THE great strength of Western democracies, said political philosopher Sidney Hook, is that their leaders are pushed to be ''open-minded about possibilities, but tough-minded about evidence.''
Democracy's system of open party competition demands both.
President Clinton chose to define his 1996 State of the Union message as looking forward to an ''age of possibility.'' But he also declared, in ringing terms, that ''the era of big government is over!''
So he appeared to fulfill both of Hook's criteria: openness to future ideas, but a tough verdict on past big government.
But did he really?
On future plans, he offered a shrewdly selected batch to be considered by lawmakers. Some would require new funding. Many came close to patent infringement of GOP ''family values'' ideas:
* An industry-designed TV ratings system and a blab-off V-chip to help parents decide what's worth watching and enforce the decision. A call to media leaders to join him in discussing ways to improve children's TV fare.
* Merit scholarships for the top 5 percent of high school grads. Tax deductibility for up to $10,000 in annual tuition payments.
* Local acceptance of national standards to measure education results. Connection of all classrooms and libraries to the information superhighway by the year 2000 (the cyber-equivalent of Eisenhower's physical interstate highway system.)
* A $2,600 voucher for the unemployed to use for job training.
And then there were the don'ts: Don't tamper with gun control and the 1994 crime bill. Don't let nuclear and chemical weapons control treaties go unratified. Don't shut down the government again. Don't threaten me with the debt ceiling. Don't change Medicare and Medicaid.
That last don't, unless altered, puts the lie to the ringing declaration that ''the era of big government is over.'' For there is still no sign that Mr. Clinton or any of his advisers is willing to make structural changes in entitlement programs. And, sure as the sun comes up on the second millennium, those changes will have to be made. The inexorable demographics driving costs beyond the growth rate make that clear.

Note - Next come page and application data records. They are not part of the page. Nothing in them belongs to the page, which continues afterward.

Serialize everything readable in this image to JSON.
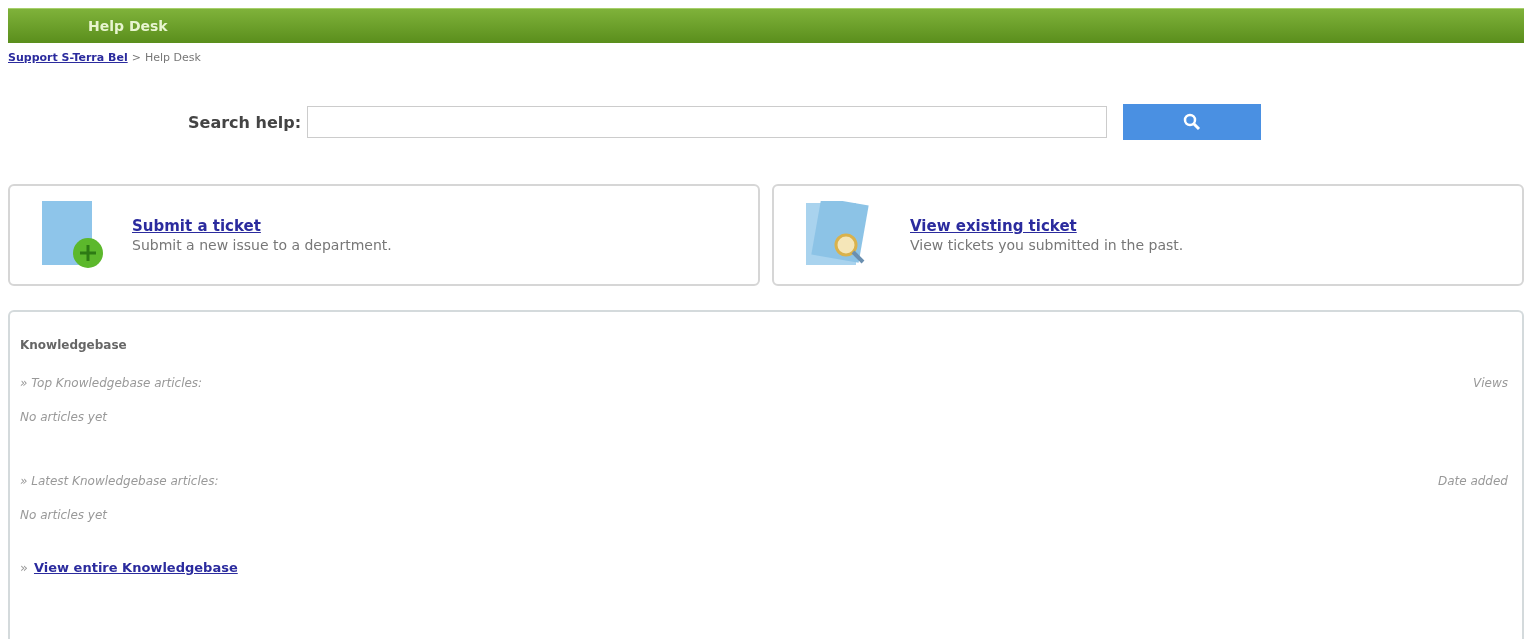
{
  "header": {
    "title": "Help Desk"
  },
  "breadcrumb": {
    "link": "Support S-Terra Bel",
    "separator": ">",
    "current": "Help Desk"
  },
  "search": {
    "label": "Search help:"
  },
  "actions": [
    {
      "kind": "submit",
      "title": "Submit a ticket",
      "description": "Submit a new issue to a department."
    },
    {
      "kind": "view",
      "title": "View existing ticket",
      "description": "View tickets you submitted in the past."
    }
  ],
  "knowledgebase": {
    "title": "Knowledgebase",
    "sections": [
      {
        "heading": "» Top Knowledgebase articles:",
        "column": "Views",
        "empty": "No articles yet"
      },
      {
        "heading": "» Latest Knowledgebase articles:",
        "column": "Date added",
        "empty": "No articles yet"
      }
    ],
    "footer": {
      "marker": "»",
      "link": "View entire Knowledgebase"
    }
  }
}
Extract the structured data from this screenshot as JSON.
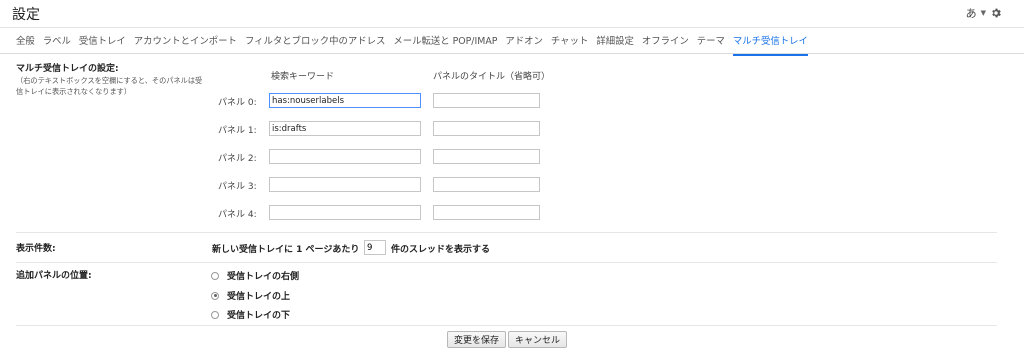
{
  "page": {
    "title": "設定",
    "language_indicator": "あ"
  },
  "tabs": [
    {
      "label": "全般"
    },
    {
      "label": "ラベル"
    },
    {
      "label": "受信トレイ"
    },
    {
      "label": "アカウントとインポート"
    },
    {
      "label": "フィルタとブロック中のアドレス"
    },
    {
      "label": "メール転送と POP/IMAP"
    },
    {
      "label": "アドオン"
    },
    {
      "label": "チャット"
    },
    {
      "label": "詳細設定"
    },
    {
      "label": "オフライン"
    },
    {
      "label": "テーマ"
    },
    {
      "label": "マルチ受信トレイ",
      "active": true
    }
  ],
  "multi_inbox": {
    "section_title": "マルチ受信トレイの設定:",
    "description": "（右のテキストボックスを空欄にすると、そのパネルは受信トレイに表示されなくなります）",
    "col_keyword": "検索キーワード",
    "col_title": "パネルのタイトル（省略可）",
    "panels": [
      {
        "label": "パネル 0:",
        "keyword": "has:nouserlabels",
        "title": ""
      },
      {
        "label": "パネル 1:",
        "keyword": "is:drafts",
        "title": ""
      },
      {
        "label": "パネル 2:",
        "keyword": "",
        "title": ""
      },
      {
        "label": "パネル 3:",
        "keyword": "",
        "title": ""
      },
      {
        "label": "パネル 4:",
        "keyword": "",
        "title": ""
      }
    ]
  },
  "display_count": {
    "label": "表示件数:",
    "prefix": "新しい受信トレイに 1 ページあたり",
    "value": "9",
    "suffix": "件のスレッドを表示する"
  },
  "panel_position": {
    "label": "追加パネルの位置:",
    "options": [
      {
        "label": "受信トレイの右側",
        "checked": false
      },
      {
        "label": "受信トレイの上",
        "checked": true
      },
      {
        "label": "受信トレイの下",
        "checked": false
      }
    ]
  },
  "buttons": {
    "save": "変更を保存",
    "cancel": "キャンセル"
  }
}
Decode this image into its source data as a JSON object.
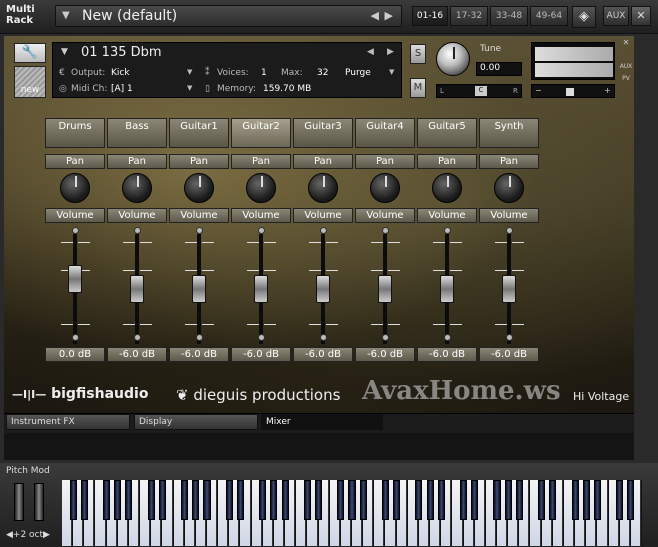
{
  "rack": {
    "label": "Multi\nRack",
    "preset_name": "New (default)",
    "prev": "◀",
    "next": "▶",
    "tabs": [
      "01-16",
      "17-32",
      "33-48",
      "49-64"
    ],
    "aux": "AUX"
  },
  "instrument": {
    "name": "01 135 Dbm",
    "output_label": "Output:",
    "output_value": "Kick",
    "voices_label": "Voices:",
    "voices_value": "1",
    "max_label": "Max:",
    "max_value": "32",
    "purge": "Purge",
    "midi_label": "Midi Ch:",
    "midi_value": "[A] 1",
    "memory_label": "Memory:",
    "memory_value": "159.70 MB",
    "new_label": "new",
    "solo": "S",
    "mute": "M",
    "tune_label": "Tune",
    "tune_value": "0.00",
    "pan_left": "L",
    "pan_center": "C",
    "pan_right": "R",
    "side_aux": "AUX",
    "side_pv": "PV"
  },
  "mixer": {
    "pan_label": "Pan",
    "volume_label": "Volume",
    "channels": [
      {
        "name": "Drums",
        "db": "0.0 dB",
        "fader": 0.62
      },
      {
        "name": "Bass",
        "db": "-6.0 dB",
        "fader": 0.5
      },
      {
        "name": "Guitar1",
        "db": "-6.0 dB",
        "fader": 0.5
      },
      {
        "name": "Guitar2",
        "db": "-6.0 dB",
        "fader": 0.5
      },
      {
        "name": "Guitar3",
        "db": "-6.0 dB",
        "fader": 0.5
      },
      {
        "name": "Guitar4",
        "db": "-6.0 dB",
        "fader": 0.5
      },
      {
        "name": "Guitar5",
        "db": "-6.0 dB",
        "fader": 0.5
      },
      {
        "name": "Synth",
        "db": "-6.0 dB",
        "fader": 0.5
      }
    ]
  },
  "branding": {
    "bigfish": "bigfishaudio",
    "dieguis": "dieguis productions",
    "watermark": "AvaxHome.ws",
    "product": "Hi Voltage"
  },
  "panel_tabs": [
    "Instrument FX",
    "Display",
    "Mixer"
  ],
  "keyboard": {
    "pitch_mod": "Pitch Mod",
    "octave": "+2 oct"
  }
}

Campaign advisers obviously will not want the president to throw away an issue that has already given him a lift in the polls. And he can rationalize that he can grapple with the problem if only he can get past the reelection hurdle - and hope to stimulate more growth to aid him.
There is irony in the probability that the youthful Mr. Clinton has made gains among the elderly with his defense of the Medicare status quo, while the Medicare-age Sen. Bob Dole is adopting the youth-generation issue: the future burden of runaway entitlement costs.
The State of the Union message always give an incumbent the advantage of ''live drama'' over his opponent's ''talking head'' reply. Clinton maximized that advantage. Mr. Dole looked dour and one-dimensional in the wake of the Capitol show.
But the president still has to grapple with the polls showing something like half the electorate doubting his character - even while giving him improving performance grades. Perhaps he could improve his character rating by being frank about the fundamental budget issue. His handlers won't agree. But it's worth pondering.